To Stricklin’s credit, he took every question Wednesday and provided every answer he could give. After the group of reporters dispersed, he remained and answered individual questions. Most athletic directors would have hidden behind an emailed statement. Stricklin did not. But he should have to answer those questions, because Stricklin understands he is gambling. If all goes well, Simmons will stay out of trouble, graduate and give Stricklin a big hug after he walks across the stage. If this isn’t an isolated incident and Simmons harms anyone—male or female—on Mississippi State’s campus, Stricklin knows he has left the school open to a lawsuit it would almost certainly have to settle. “That was thought of. Yes,” Stricklin said. “And that’s why the counseling will be a piece of this.”
Stricklin’s other choice was to take a stand and tell everyone on campus that men punching women is unacceptable. He could have decided Simmons wasn’t welcome. Stricklin said he didn’t want to do that because he didn’t believe five seconds of an 18-year-old’s life should preclude him from attending the college he chose.
Stricklin also said he didn’t want to punish Simmons more harshly because during his tenure, the Bulldogs had never punished an athlete for an incident that happened before he arrived on campus. “I wasn’t comfortable doing that because he wasn’t a student,” Stricklin said. “He wasn’t necessarily in our program with the structure, discipline and expectations.” But Stricklin could have sent a stronger message to Simmons and to the other athletes in Starkville. Instead, he chose one game.

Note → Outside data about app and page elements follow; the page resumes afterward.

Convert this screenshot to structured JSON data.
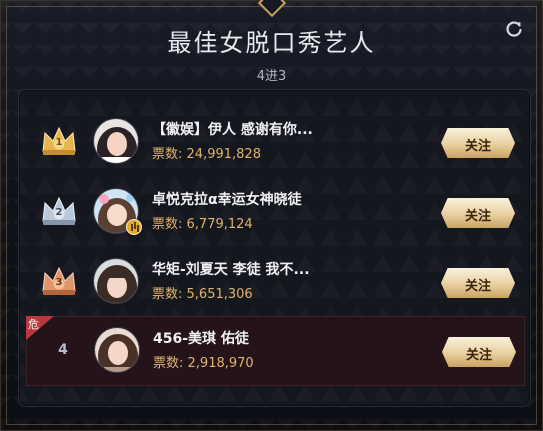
{
  "header": {
    "title": "最佳女脱口秀艺人",
    "subtitle": "4进3",
    "refresh_icon": "refresh-icon"
  },
  "colors": {
    "gold": "#e0b36a",
    "danger": "#b8383d",
    "button": "#e8cf9f"
  },
  "list": {
    "votes_label": "票数:",
    "follow_label": "关注",
    "danger_label": "危",
    "rows": [
      {
        "rank": "1",
        "name": "【徽娱】伊人 感谢有你...",
        "votes": "24,991,828",
        "medal": "gold-crown-icon"
      },
      {
        "rank": "2",
        "name": "卓悦克拉α幸运女神晓徒",
        "votes": "6,779,124",
        "medal": "silver-crown-icon"
      },
      {
        "rank": "3",
        "name": "华矩-刘夏天 李徒 我不...",
        "votes": "5,651,306",
        "medal": "bronze-crown-icon"
      },
      {
        "rank": "4",
        "name": "456-美琪 佑徒",
        "votes": "2,918,970",
        "medal": ""
      }
    ]
  }
}
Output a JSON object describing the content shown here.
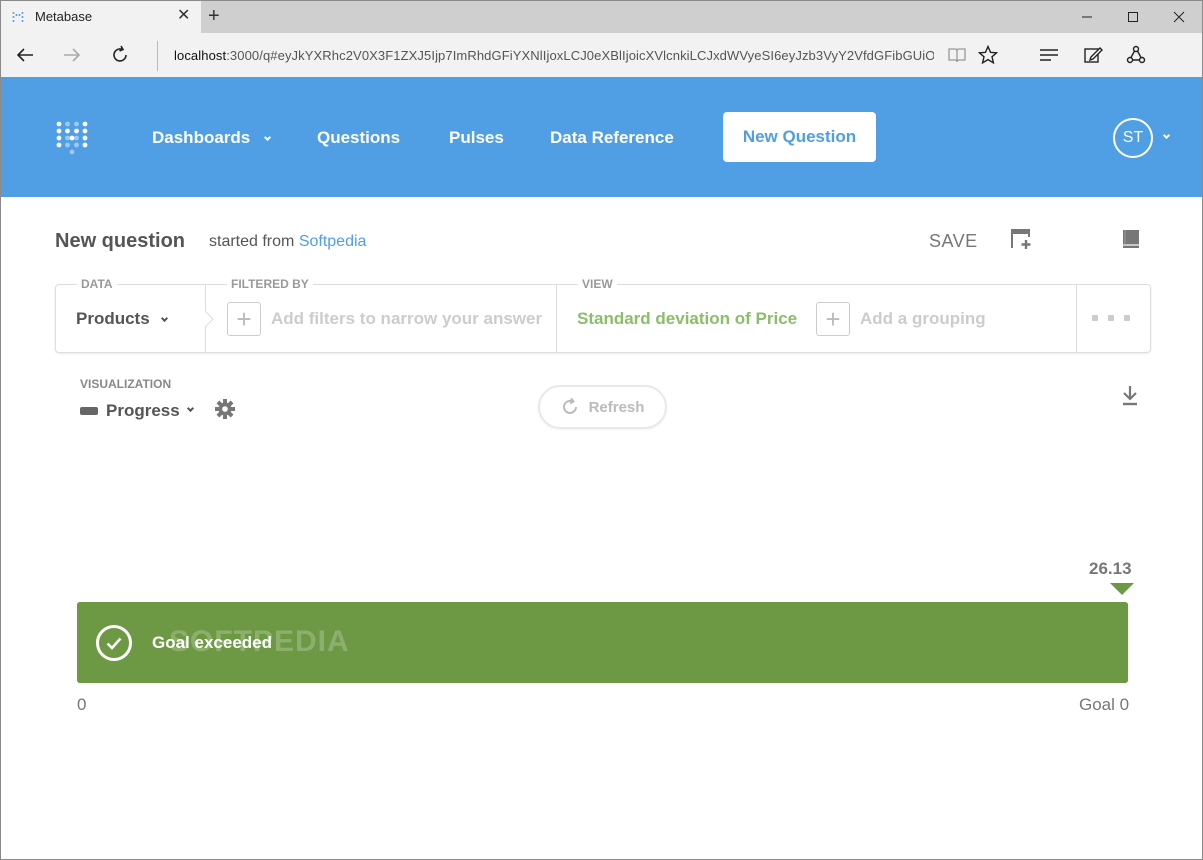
{
  "browser": {
    "tab_title": "Metabase",
    "url_host": "localhost",
    "url_rest": ":3000/q#eyJkYXRhc2V0X3F1ZXJ5Ijp7ImRhdGFiYXNlIjoxLCJ0eXBlIjoicXVlcnkiLCJxdWVyeSI6eyJzb3VyY2VfdGFibGUiOjMsImFn"
  },
  "header": {
    "nav": [
      "Dashboards",
      "Questions",
      "Pulses",
      "Data Reference"
    ],
    "new_question": "New Question",
    "avatar_initials": "ST",
    "brand_color": "#509ee3"
  },
  "question": {
    "title": "New question",
    "started_prefix": "started from",
    "started_source": "Softpedia",
    "save_label": "SAVE"
  },
  "query_builder": {
    "data_label": "DATA",
    "data_value": "Products",
    "filter_label": "FILTERED BY",
    "filter_placeholder": "Add filters to narrow your answer",
    "view_label": "VIEW",
    "view_value": "Standard deviation of Price",
    "grouping_placeholder": "Add a grouping"
  },
  "visualization": {
    "label": "VISUALIZATION",
    "type": "Progress",
    "refresh_label": "Refresh"
  },
  "progress": {
    "value_label": "26.13",
    "value": 26.13,
    "goal": 0,
    "fill_fraction": 1.0,
    "message": "Goal exceeded",
    "min_label": "0",
    "goal_label": "Goal 0",
    "color": "#6e9944"
  },
  "watermark": "SOFTPEDIA"
}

Would it have been easier to take a stand if Simmons was a two-star recruit? “I can’t answer that,” Stricklin said. (Scout.com rated Simmons the No. 10 prospect in the country and a five-star.)
I can, but it’s not a simple answer. Having discussed the Mixon decision with people at Oklahoma, the trickiest part in both cases is that kicking the player off the team would have resulted in another school snapping him up and allowing him to play immediately. Then he would face essentially no punishment at all. Sooners officials settled on a one-year suspension and a ban from all team activities and privileges. Their attitude was, at least he had to deal with that. A quick recruiting frenzy would have happened had Mississippi State cut Simmons loose.
Still, one game?
It would be better if athletic directors and football coaches didn’t have to make these decisions. If men actually went to jail for punching women*, suspension lengths wouldn’t be a concern. If men worried their freedom might be taken away, maybe they wouldn’t swing. But it takes a few times getting caught before jail time becomes an issue, so instead we must rely on coaches and ADs to make these decisions.
*Yes, I view a man punching a woman as a completely different offense than a man punching a man. I realize the courts probably can’t make that distinction in non-domestic cases. I also realize it makes me some sort of neo-chauvinist. I don’t care. My parents raised me to believe that men don’t punch women. Period.
At a certain point, school officials must decide and declare what kind of behavior they deem unacceptable. The one-game suspension Mississippi State announced Wednesday shows how much the Bulldogs actually care about this issue. “It sends a message that there is going to be a consequence,” Stricklin said.
It sends a message all right. Don’t punch women, because you might miss the South Alabama game.